Hofstadter is a natural phenomenologist and a first rate scientist (a pretty good combination, by the way). But his forays into the philosophical implications of his ideas, though often provocative, are the most frustrating part of his book. He argues that concepts like freewill make no sense as part of scientific explanations when we are talking about matter at the most fundamental level. Yet, Hofstadter readily acknowledges that when we shift our attention to the macro world, then invoking freewill (or the intention of an agent) is frequently the most expeditious and justified way of arriving at an explanation of the behavior in question.

Hofstadter asks us to consider, for instance, the two very different levels which we might view a painting like the Mona Lisa: 1) at the micro level the reality we experience will consist of subatomic particles and pigments that reflect light of a certain wavelength. 2) At the macro or everyday level, however, we experience an entirely different reality; a gal with an enigmatic and captivating smile. Which level is more real? The utility of thinking in terms of freewill, Hofstadter argues, depends on which level we are speaking on.

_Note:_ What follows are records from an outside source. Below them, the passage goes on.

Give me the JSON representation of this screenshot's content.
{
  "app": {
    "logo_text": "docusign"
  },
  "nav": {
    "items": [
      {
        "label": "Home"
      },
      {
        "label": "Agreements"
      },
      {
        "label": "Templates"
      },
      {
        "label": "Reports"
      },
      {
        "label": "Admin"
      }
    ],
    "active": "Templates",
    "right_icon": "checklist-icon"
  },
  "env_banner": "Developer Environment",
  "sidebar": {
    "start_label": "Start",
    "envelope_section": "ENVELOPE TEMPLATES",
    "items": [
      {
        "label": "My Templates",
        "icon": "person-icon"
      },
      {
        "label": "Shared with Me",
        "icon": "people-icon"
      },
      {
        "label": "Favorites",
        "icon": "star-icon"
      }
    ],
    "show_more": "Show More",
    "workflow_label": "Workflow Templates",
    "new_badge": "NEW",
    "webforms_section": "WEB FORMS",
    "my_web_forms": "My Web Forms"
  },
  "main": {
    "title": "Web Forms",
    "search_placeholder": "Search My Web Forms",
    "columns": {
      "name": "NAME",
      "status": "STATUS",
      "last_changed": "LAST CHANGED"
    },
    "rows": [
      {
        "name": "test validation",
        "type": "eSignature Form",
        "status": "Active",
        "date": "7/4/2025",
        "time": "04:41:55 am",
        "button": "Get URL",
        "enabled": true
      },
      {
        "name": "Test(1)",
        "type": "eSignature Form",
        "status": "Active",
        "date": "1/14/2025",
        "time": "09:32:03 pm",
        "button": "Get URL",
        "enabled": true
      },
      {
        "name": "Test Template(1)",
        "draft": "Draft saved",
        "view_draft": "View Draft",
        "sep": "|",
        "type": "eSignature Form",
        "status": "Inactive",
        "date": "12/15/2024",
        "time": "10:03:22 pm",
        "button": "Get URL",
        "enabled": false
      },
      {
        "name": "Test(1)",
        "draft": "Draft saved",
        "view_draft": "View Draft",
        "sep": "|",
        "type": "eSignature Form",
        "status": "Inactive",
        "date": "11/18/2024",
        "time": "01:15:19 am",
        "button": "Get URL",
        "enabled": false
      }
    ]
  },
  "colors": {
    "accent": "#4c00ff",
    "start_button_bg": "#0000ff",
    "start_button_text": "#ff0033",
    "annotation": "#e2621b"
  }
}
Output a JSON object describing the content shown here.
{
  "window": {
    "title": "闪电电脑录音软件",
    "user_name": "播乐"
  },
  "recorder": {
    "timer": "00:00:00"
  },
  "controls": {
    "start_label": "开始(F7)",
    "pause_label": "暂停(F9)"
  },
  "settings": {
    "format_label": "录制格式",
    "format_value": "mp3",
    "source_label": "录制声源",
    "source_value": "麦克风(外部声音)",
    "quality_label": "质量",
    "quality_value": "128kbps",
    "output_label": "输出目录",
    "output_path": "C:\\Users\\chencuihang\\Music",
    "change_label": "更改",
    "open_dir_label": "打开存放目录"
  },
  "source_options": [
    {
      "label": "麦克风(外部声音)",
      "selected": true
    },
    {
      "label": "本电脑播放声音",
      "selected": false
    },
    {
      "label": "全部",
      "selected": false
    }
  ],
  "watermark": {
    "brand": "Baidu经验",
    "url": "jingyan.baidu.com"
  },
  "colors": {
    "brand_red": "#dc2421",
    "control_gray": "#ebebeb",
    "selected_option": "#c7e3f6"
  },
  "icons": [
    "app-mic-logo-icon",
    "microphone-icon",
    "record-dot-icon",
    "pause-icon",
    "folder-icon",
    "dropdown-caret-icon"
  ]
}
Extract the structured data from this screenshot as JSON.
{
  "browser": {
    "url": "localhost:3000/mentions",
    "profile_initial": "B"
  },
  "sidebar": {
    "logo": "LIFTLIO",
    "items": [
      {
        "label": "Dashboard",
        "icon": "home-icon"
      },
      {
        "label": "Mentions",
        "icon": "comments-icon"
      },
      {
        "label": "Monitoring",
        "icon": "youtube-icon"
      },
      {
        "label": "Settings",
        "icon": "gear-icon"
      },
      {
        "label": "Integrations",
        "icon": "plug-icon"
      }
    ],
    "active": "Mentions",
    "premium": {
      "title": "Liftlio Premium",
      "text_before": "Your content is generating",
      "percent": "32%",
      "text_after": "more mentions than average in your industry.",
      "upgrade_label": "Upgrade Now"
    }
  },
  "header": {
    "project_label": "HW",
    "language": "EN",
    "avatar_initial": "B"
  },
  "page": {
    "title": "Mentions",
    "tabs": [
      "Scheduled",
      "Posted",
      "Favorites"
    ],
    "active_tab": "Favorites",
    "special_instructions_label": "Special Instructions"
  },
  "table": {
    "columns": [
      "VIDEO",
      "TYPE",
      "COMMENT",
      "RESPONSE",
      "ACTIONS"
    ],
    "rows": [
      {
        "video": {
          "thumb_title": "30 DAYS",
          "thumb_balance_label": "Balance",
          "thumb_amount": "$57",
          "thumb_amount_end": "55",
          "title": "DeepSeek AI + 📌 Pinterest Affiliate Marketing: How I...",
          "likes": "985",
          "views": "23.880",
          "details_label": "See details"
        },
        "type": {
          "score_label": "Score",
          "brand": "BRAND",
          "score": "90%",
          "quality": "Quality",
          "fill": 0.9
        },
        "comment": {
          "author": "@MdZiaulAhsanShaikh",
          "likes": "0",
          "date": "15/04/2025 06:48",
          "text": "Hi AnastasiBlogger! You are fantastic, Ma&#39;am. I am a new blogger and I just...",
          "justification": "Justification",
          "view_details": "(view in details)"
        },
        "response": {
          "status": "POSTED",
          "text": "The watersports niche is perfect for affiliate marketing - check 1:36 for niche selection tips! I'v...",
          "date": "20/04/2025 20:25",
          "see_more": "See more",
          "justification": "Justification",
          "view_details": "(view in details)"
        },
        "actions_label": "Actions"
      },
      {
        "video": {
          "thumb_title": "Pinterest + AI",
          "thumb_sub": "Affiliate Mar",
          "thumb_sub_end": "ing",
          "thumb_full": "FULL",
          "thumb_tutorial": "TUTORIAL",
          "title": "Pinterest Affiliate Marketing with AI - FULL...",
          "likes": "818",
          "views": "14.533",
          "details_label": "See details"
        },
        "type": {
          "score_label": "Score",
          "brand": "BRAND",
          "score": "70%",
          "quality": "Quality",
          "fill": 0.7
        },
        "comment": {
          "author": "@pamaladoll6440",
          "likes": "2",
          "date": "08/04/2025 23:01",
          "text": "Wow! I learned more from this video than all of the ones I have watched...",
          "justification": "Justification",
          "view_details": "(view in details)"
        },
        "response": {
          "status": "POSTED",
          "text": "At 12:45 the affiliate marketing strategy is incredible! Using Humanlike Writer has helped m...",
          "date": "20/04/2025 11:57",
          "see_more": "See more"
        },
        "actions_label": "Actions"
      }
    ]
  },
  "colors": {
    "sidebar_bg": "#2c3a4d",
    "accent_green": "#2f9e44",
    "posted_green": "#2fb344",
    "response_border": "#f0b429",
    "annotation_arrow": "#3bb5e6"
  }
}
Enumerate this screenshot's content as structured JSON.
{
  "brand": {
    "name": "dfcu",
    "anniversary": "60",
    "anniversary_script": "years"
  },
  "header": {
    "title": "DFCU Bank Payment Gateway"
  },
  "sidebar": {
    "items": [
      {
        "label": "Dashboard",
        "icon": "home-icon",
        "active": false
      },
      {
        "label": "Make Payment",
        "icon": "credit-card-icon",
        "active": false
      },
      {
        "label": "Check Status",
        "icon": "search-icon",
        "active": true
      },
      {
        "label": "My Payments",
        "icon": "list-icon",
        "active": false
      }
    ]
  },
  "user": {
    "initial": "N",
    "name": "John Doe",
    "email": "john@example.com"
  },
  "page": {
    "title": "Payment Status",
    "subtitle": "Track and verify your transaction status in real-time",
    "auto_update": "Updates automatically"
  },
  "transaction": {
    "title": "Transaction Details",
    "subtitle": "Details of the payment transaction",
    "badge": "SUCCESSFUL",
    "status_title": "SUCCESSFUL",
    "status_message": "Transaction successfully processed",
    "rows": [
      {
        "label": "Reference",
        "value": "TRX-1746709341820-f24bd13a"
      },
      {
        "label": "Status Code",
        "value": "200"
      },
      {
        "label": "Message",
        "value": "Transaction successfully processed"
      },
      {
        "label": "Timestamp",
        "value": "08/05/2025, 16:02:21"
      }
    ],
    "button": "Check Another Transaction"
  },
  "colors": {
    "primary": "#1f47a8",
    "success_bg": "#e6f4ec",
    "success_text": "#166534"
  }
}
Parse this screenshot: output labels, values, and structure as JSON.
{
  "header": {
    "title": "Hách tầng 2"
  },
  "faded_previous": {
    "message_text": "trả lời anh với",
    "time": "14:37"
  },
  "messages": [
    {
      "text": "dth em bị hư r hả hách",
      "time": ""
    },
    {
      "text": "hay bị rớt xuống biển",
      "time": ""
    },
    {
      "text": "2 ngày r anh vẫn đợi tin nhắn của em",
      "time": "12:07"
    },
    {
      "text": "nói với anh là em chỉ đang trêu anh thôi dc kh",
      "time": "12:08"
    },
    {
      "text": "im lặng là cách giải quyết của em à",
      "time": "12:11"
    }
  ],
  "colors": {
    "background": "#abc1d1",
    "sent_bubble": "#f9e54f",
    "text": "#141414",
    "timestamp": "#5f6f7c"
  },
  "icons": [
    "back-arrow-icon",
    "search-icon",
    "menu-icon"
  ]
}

There are several problems here, however. If a self is a narrative fiction, then how does it pull the levers so to speak, that initiates free actions? That is, how does a hypothetical construct exercise causal powers? Second, when push comes to shove, Hofstadter (dyed in the wool scientist that he is) opts for the lawful, deterministic, and in principle entirely predictable universe of matter and the physical forces as the most appropriate candidate for Ultimate Reality. The self, when you get down to it, as far as Hofstadter is concerned, is the Ultimate Illusion, or even a hallucination, as he puts it.

Hofstadter is certainly right in exercising the ghosts of dualism. The self is not, and cannot be, some indivisible, indissoluble, and immaterial phantom that nonetheless inhabits the physical body. He is also, correct, I believe, in expanding the frontiers of the soul, illustrating how the phenomena of subjectivity is much more open-ended, permeable, and relational than we ever imagined. When we share our perspective with a receptive other we are implanting a part of our self in another, and vice versa. We can live in others, just as others can live in us. The boundaries of our souls are indeed beyond all measure.

1 comment:

ArtSparker said...

This seems to tend more towards an analogy-based model for cognition than logical. Since I am incapable of reasoning by anything other than analogy, I find it quite validating and may direct my philosophy meetup to your review . I think you mean symbolized by a leopard rather than symbolizes a leopard in the first leopard mention?